Other factors potentially increasing susceptibility to laminitis
Aside from hyperinsulinemia, there may be other factors that render certain individuals more susceptible to laminitis (Fig. 27.3). Insulin resistance in humans and animal models of metabolic syndrome is characterized by vascular endothelial dysfunction that contributes to development of hypertension. Insulin is a vasoregulatory hormone, invoking vasodilatation through pathways similar to those of insulin-mediated glucose metabolism (Kim et al 2006). In insulin resistant states, insulin’s ability to counteract endothelin-1 associated vasoconstriction may be compromised due to decreased nitric oxide synthesis, while compensatory hyperinsulinemia might stimulate increased endothelin-1 production (Kim et al 2006). The resulting imbalance between the production of nitric oxide and secretion of endothelin-1 favors vasoconstriction and also contributes to platelet activation and leukocyte adhesion, all of which have been proposed as pathophysiological mechanisms in the development of carbohydrate overload-induced laminitis (Bailey et al 2004a,b, Eades et al 2007). Bailey et al (2008) documented hypertension in insulin resistant, laminitis prone ponies at summer pasture, suggesting that vascular endothelial dysfunction also is a component of the metabolic syndrome phenotype in equids.

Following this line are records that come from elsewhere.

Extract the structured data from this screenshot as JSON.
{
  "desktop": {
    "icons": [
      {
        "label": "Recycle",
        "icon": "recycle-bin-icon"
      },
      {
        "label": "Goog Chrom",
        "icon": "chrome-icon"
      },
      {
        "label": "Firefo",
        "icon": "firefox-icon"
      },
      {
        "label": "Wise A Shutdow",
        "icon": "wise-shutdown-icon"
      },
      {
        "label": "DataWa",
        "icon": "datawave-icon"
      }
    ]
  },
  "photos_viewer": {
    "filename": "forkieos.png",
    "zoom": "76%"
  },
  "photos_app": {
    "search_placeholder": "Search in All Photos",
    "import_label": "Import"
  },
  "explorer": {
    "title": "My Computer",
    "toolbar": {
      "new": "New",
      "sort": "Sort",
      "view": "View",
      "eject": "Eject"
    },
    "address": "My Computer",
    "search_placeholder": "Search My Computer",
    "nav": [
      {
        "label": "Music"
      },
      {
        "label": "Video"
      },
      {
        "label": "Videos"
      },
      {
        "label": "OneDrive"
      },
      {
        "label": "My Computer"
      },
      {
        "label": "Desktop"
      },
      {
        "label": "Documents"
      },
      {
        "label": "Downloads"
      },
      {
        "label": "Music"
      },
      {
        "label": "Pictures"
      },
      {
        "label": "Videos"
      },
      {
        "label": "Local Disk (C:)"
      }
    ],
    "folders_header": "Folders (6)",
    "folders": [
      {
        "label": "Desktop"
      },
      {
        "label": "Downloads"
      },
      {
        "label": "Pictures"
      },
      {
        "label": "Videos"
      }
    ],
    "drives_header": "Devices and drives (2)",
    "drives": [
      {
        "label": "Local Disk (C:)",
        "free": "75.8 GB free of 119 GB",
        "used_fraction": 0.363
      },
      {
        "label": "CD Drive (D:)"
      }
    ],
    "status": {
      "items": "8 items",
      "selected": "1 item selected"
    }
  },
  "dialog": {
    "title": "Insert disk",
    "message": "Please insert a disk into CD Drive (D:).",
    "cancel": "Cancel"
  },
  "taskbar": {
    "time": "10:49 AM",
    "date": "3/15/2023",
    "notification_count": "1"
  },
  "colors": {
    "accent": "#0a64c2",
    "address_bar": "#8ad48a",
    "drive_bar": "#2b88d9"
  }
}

EMS animals may therefore be more susceptible to digital vasoconstriction, platelet aggregation, and neutrophil adherence and emigration into lamellar tissues under conditions of alimentary carbohydrate overload (Geor & Frank 2009).